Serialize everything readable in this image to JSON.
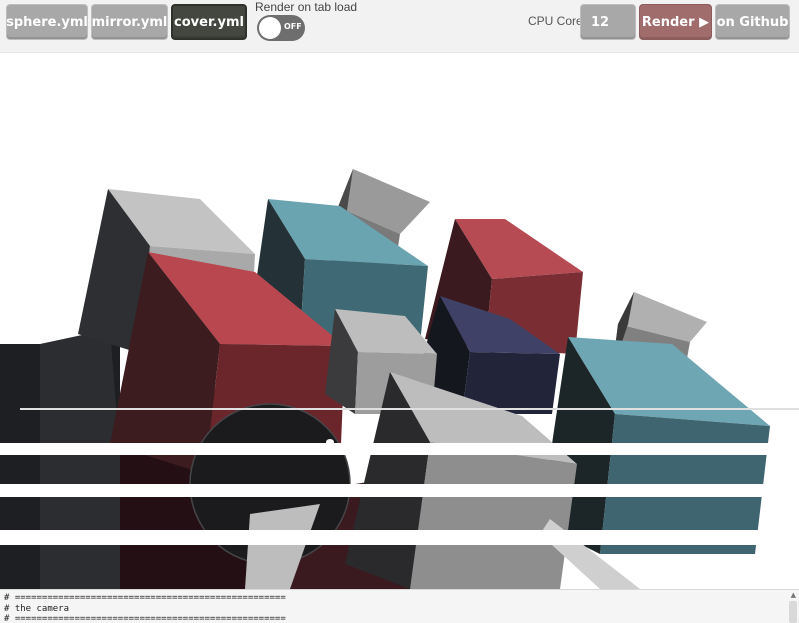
{
  "toolbar": {
    "presets": [
      {
        "label": "sphere.yml"
      },
      {
        "label": "mirror.yml"
      },
      {
        "label": "cover.yml"
      }
    ],
    "render_on_load": {
      "label": "Render on tab load",
      "state": "OFF"
    },
    "cores": {
      "label": "CPU Cores",
      "value": "12"
    },
    "render_button": "Render ▶",
    "github_button": "on Github"
  },
  "scene": {
    "description_icon": "rendered-cubes-scene",
    "colors": {
      "red": "#b44a50",
      "teal": "#5f9aa6",
      "white": "#c8c8c8",
      "dark": "#2a2b2e",
      "navy": "#3c3f5f"
    }
  },
  "editor": {
    "lines": [
      "# ==================================================",
      "# the camera",
      "# =================================================="
    ]
  }
}
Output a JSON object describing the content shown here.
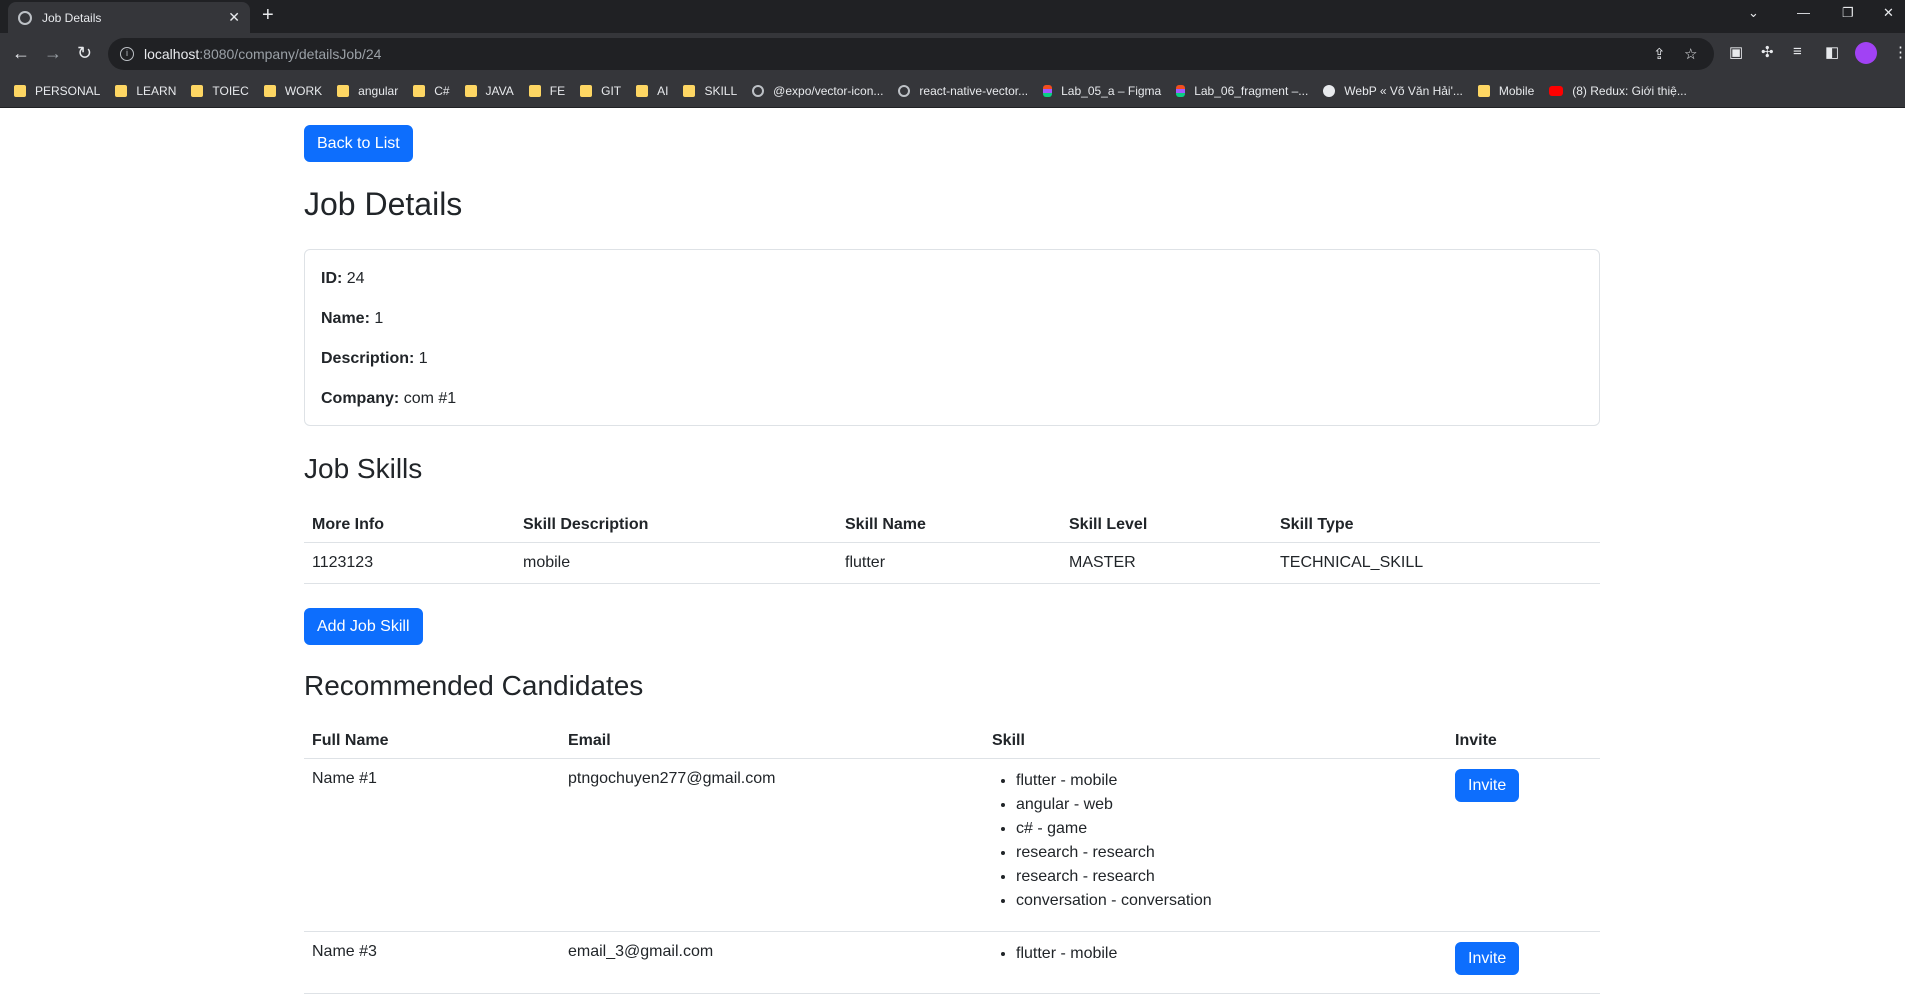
{
  "browser": {
    "tab_title": "Job Details",
    "url_host": "localhost",
    "url_path": ":8080/company/detailsJob/24",
    "bookmarks": [
      {
        "label": "PERSONAL",
        "icon": "folder"
      },
      {
        "label": "LEARN",
        "icon": "folder"
      },
      {
        "label": "TOIEC",
        "icon": "folder"
      },
      {
        "label": "WORK",
        "icon": "folder"
      },
      {
        "label": "angular",
        "icon": "folder"
      },
      {
        "label": "C#",
        "icon": "folder"
      },
      {
        "label": "JAVA",
        "icon": "folder"
      },
      {
        "label": "FE",
        "icon": "folder"
      },
      {
        "label": "GIT",
        "icon": "folder"
      },
      {
        "label": "AI",
        "icon": "folder"
      },
      {
        "label": "SKILL",
        "icon": "folder"
      },
      {
        "label": "@expo/vector-icon...",
        "icon": "globe"
      },
      {
        "label": "react-native-vector...",
        "icon": "globe"
      },
      {
        "label": "Lab_05_a – Figma",
        "icon": "figma"
      },
      {
        "label": "Lab_06_fragment –...",
        "icon": "figma"
      },
      {
        "label": "WebP « Võ Văn Hải'...",
        "icon": "wp"
      },
      {
        "label": "Mobile",
        "icon": "folder"
      },
      {
        "label": "(8) Redux: Giới thiệ...",
        "icon": "yt"
      }
    ]
  },
  "page": {
    "back_label": "Back to List",
    "title": "Job Details",
    "details": {
      "id_label": "ID:",
      "id_value": "24",
      "name_label": "Name:",
      "name_value": "1",
      "desc_label": "Description:",
      "desc_value": "1",
      "company_label": "Company:",
      "company_value": "com #1"
    },
    "skills_title": "Job Skills",
    "skills_headers": [
      "More Info",
      "Skill Description",
      "Skill Name",
      "Skill Level",
      "Skill Type"
    ],
    "skills_rows": [
      [
        "1123123",
        "mobile",
        "flutter",
        "MASTER",
        "TECHNICAL_SKILL"
      ]
    ],
    "add_skill_label": "Add Job Skill",
    "candidates_title": "Recommended Candidates",
    "candidates_headers": [
      "Full Name",
      "Email",
      "Skill",
      "Invite"
    ],
    "candidates": [
      {
        "name": "Name #1",
        "email": "ptngochuyen277@gmail.com",
        "skills": [
          "flutter - mobile",
          "angular - web",
          "c# - game",
          "research - research",
          "research - research",
          "conversation - conversation"
        ],
        "invite_label": "Invite"
      },
      {
        "name": "Name #3",
        "email": "email_3@gmail.com",
        "skills": [
          "flutter - mobile"
        ],
        "invite_label": "Invite"
      }
    ]
  }
}
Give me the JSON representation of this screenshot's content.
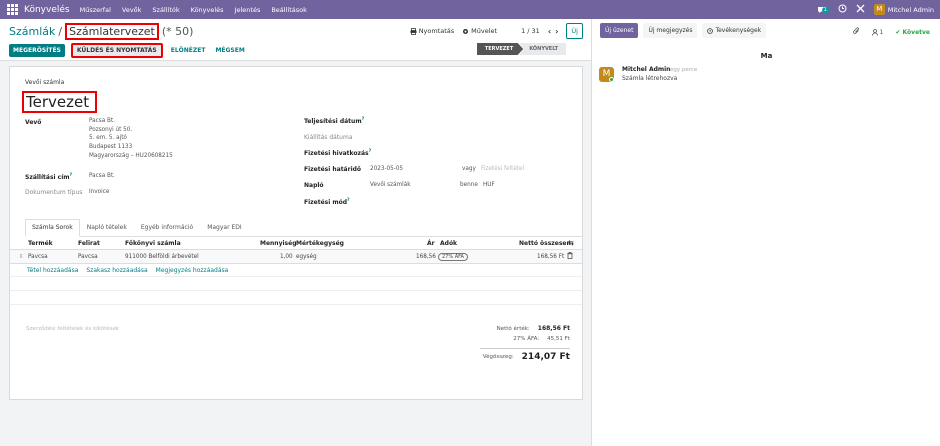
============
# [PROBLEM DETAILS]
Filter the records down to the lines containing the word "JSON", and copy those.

# [ANSWER FOR THIS EXERCISE]
Serialize everything readable in this image to JSON.
Output a JSON object describing the content shown here.
Give me the JSON representation of this screenshot's content.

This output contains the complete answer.